Since each line must match the original, copy out the records with no differences at all.

- - - -

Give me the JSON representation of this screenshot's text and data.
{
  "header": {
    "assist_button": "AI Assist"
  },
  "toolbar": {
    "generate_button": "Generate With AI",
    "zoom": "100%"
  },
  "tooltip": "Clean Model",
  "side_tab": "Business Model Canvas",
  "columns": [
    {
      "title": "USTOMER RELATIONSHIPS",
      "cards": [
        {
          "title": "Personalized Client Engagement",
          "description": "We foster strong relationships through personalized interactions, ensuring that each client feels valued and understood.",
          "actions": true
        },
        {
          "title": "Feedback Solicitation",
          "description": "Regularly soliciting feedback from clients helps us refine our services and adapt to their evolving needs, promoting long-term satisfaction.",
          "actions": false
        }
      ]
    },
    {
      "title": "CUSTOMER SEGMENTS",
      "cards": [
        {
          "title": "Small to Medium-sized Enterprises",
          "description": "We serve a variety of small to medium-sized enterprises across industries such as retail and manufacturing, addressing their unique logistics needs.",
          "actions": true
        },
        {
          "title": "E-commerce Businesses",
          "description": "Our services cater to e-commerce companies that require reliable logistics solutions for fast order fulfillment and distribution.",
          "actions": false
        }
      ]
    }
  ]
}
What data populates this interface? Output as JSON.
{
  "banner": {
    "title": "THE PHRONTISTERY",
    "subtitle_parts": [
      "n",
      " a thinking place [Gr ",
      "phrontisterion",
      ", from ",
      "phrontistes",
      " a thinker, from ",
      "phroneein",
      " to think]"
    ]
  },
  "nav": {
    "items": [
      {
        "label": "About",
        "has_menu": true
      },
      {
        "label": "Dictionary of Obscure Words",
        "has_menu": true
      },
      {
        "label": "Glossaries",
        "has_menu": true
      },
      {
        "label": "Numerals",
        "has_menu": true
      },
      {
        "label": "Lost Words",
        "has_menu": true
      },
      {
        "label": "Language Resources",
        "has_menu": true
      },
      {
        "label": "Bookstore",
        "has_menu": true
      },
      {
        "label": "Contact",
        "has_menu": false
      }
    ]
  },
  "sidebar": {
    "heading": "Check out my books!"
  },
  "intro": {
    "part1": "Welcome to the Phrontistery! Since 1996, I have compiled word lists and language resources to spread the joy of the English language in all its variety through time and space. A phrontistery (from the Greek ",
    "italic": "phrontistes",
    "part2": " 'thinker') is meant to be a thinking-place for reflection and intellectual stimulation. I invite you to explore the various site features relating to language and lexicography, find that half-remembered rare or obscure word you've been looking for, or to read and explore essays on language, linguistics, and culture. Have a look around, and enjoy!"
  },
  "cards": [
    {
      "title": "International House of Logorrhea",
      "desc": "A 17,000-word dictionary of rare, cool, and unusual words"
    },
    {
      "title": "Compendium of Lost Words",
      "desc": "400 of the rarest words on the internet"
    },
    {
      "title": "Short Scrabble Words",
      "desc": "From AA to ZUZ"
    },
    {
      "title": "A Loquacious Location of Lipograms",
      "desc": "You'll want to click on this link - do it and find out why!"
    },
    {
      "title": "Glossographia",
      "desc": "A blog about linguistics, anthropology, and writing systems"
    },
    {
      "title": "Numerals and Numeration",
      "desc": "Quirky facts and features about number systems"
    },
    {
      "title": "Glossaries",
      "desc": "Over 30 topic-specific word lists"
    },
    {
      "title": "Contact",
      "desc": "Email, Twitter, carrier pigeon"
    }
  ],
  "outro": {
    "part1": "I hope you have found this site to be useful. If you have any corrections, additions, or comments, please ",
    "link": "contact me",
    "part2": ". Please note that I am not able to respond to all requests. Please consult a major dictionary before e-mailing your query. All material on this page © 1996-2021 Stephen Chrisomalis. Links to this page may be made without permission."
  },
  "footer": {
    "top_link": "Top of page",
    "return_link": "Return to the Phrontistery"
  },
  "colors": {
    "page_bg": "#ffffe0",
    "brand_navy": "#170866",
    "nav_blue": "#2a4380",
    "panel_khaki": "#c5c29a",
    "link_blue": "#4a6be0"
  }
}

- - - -

■ Your response:
Give me the JSON representation of this screenshot's text and data.
{
  "header": {
    "assist_button": "AI Assist"
  },
  "toolbar": {
    "generate_button": "Generate With AI",
    "zoom": "100%"
  },
  "tooltip": "Clean Model",
  "side_tab": "Business Model Canvas",
  "columns": [
    {
      "title": "USTOMER RELATIONSHIPS",
      "cards": [
        {
          "title": "Personalized Client Engagement",
          "description": "We foster strong relationships through personalized interactions, ensuring that each client feels valued and understood.",
          "actions": true
        },
        {
          "title": "Feedback Solicitation",
          "description": "Regularly soliciting feedback from clients helps us refine our services and adapt to their evolving needs, promoting long-term satisfaction.",
          "actions": false
        }
      ]
    },
    {
      "title": "CUSTOMER SEGMENTS",
      "cards": [
        {
          "title": "Small to Medium-sized Enterprises",
          "description": "We serve a variety of small to medium-sized enterprises across industries such as retail and manufacturing, addressing their unique logistics needs.",
          "actions": true
        },
        {
          "title": "E-commerce Businesses",
          "description": "Our services cater to e-commerce companies that require reliable logistics solutions for fast order fulfillment and distribution.",
          "actions": false
        }
      ]
    }
  ]
}
What data populates this interface? Output as JSON.
{
  "banner": {
    "title": "THE PHRONTISTERY",
    "subtitle_parts": [
      "n",
      " a thinking place [Gr ",
      "phrontisterion",
      ", from ",
      "phrontistes",
      " a thinker, from ",
      "phroneein",
      " to think]"
    ]
  },
  "nav": {
    "items": [
      {
        "label": "About",
        "has_menu": true
      },
      {
        "label": "Dictionary of Obscure Words",
        "has_menu": true
      },
      {
        "label": "Glossaries",
        "has_menu": true
      },
      {
        "label": "Numerals",
        "has_menu": true
      },
      {
        "label": "Lost Words",
        "has_menu": true
      },
      {
        "label": "Language Resources",
        "has_menu": true
      },
      {
        "label": "Bookstore",
        "has_menu": true
      },
      {
        "label": "Contact",
        "has_menu": false
      }
    ]
  },
  "sidebar": {
    "heading": "Check out my books!"
  },
  "intro": {
    "part1": "Welcome to the Phrontistery! Since 1996, I have compiled word lists and language resources to spread the joy of the English language in all its variety through time and space. A phrontistery (from the Greek ",
    "italic": "phrontistes",
    "part2": " 'thinker') is meant to be a thinking-place for reflection and intellectual stimulation. I invite you to explore the various site features relating to language and lexicography, find that half-remembered rare or obscure word you've been looking for, or to read and explore essays on language, linguistics, and culture. Have a look around, and enjoy!"
  },
  "cards": [
    {
      "title": "International House of Logorrhea",
      "desc": "A 17,000-word dictionary of rare, cool, and unusual words"
    },
    {
      "title": "Compendium of Lost Words",
      "desc": "400 of the rarest words on the internet"
    },
    {
      "title": "Short Scrabble Words",
      "desc": "From AA to ZUZ"
    },
    {
      "title": "A Loquacious Location of Lipograms",
      "desc": "You'll want to click on this link - do it and find out why!"
    },
    {
      "title": "Glossographia",
      "desc": "A blog about linguistics, anthropology, and writing systems"
    },
    {
      "title": "Numerals and Numeration",
      "desc": "Quirky facts and features about number systems"
    },
    {
      "title": "Glossaries",
      "desc": "Over 30 topic-specific word lists"
    },
    {
      "title": "Contact",
      "desc": "Email, Twitter, carrier pigeon"
    }
  ],
  "outro": {
    "part1": "I hope you have found this site to be useful. If you have any corrections, additions, or comments, please ",
    "link": "contact me",
    "part2": ". Please note that I am not able to respond to all requests. Please consult a major dictionary before e-mailing your query. All material on this page © 1996-2021 Stephen Chrisomalis. Links to this page may be made without permission."
  },
  "footer": {
    "top_link": "Top of page",
    "return_link": "Return to the Phrontistery"
  },
  "colors": {
    "page_bg": "#ffffe0",
    "brand_navy": "#170866",
    "nav_blue": "#2a4380",
    "panel_khaki": "#c5c29a",
    "link_blue": "#4a6be0"
  }
}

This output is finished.